Problem requirements
Copy all lines in the data that contain the string "text".

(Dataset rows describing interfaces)
*** Begin section ***
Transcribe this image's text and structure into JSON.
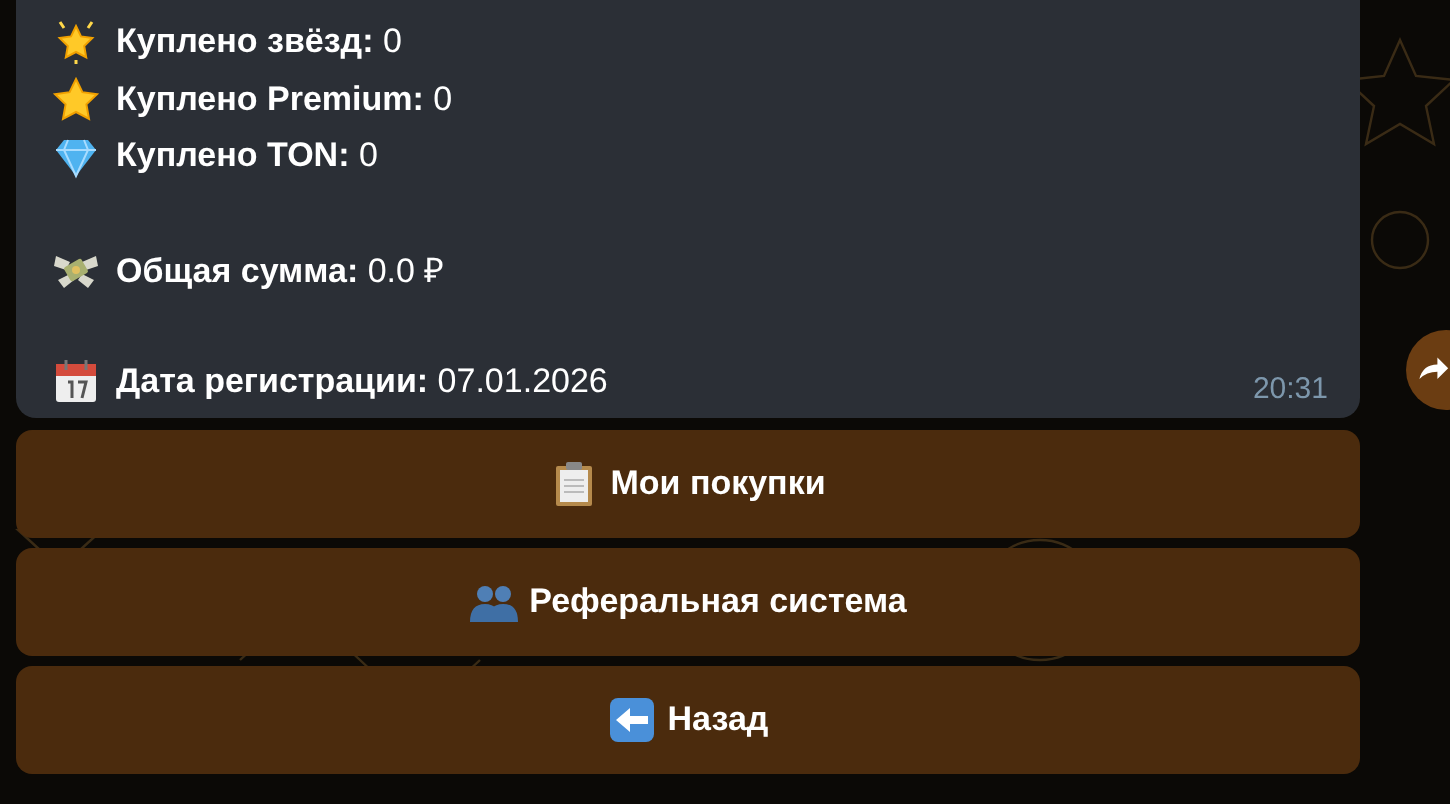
{
  "message": {
    "paragraphs": [
      [
        {
          "kind": "glowing-star",
          "text": "**Куплено звёзд:** 0"
        },
        {
          "kind": "star",
          "text": "**Куплено Premium:** 0"
        },
        {
          "kind": "gem",
          "text": "**Куплено TON:** 0"
        }
      ],
      [
        {
          "kind": "money",
          "text": "**Общая сумма:** 0.0 ₽"
        }
      ],
      [
        {
          "kind": "calendar",
          "text": "**Дата регистрации:** 07.01.2026"
        }
      ]
    ],
    "time": "20:31"
  },
  "buttons": [
    {
      "kind": "clipboard",
      "label": "Мои покупки"
    },
    {
      "kind": "people",
      "label": "Реферальная система"
    },
    {
      "kind": "back",
      "label": "Назад"
    }
  ]
}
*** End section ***
Exercise output
Transcribe this image's text and structure into JSON.
          "text": "**Куплено звёзд:** 0"
          "text": "**Куплено Premium:** 0"
          "text": "**Куплено TON:** 0"
          "text": "**Общая сумма:** 0.0 ₽"
          "text": "**Дата регистрации:** 07.01.2026"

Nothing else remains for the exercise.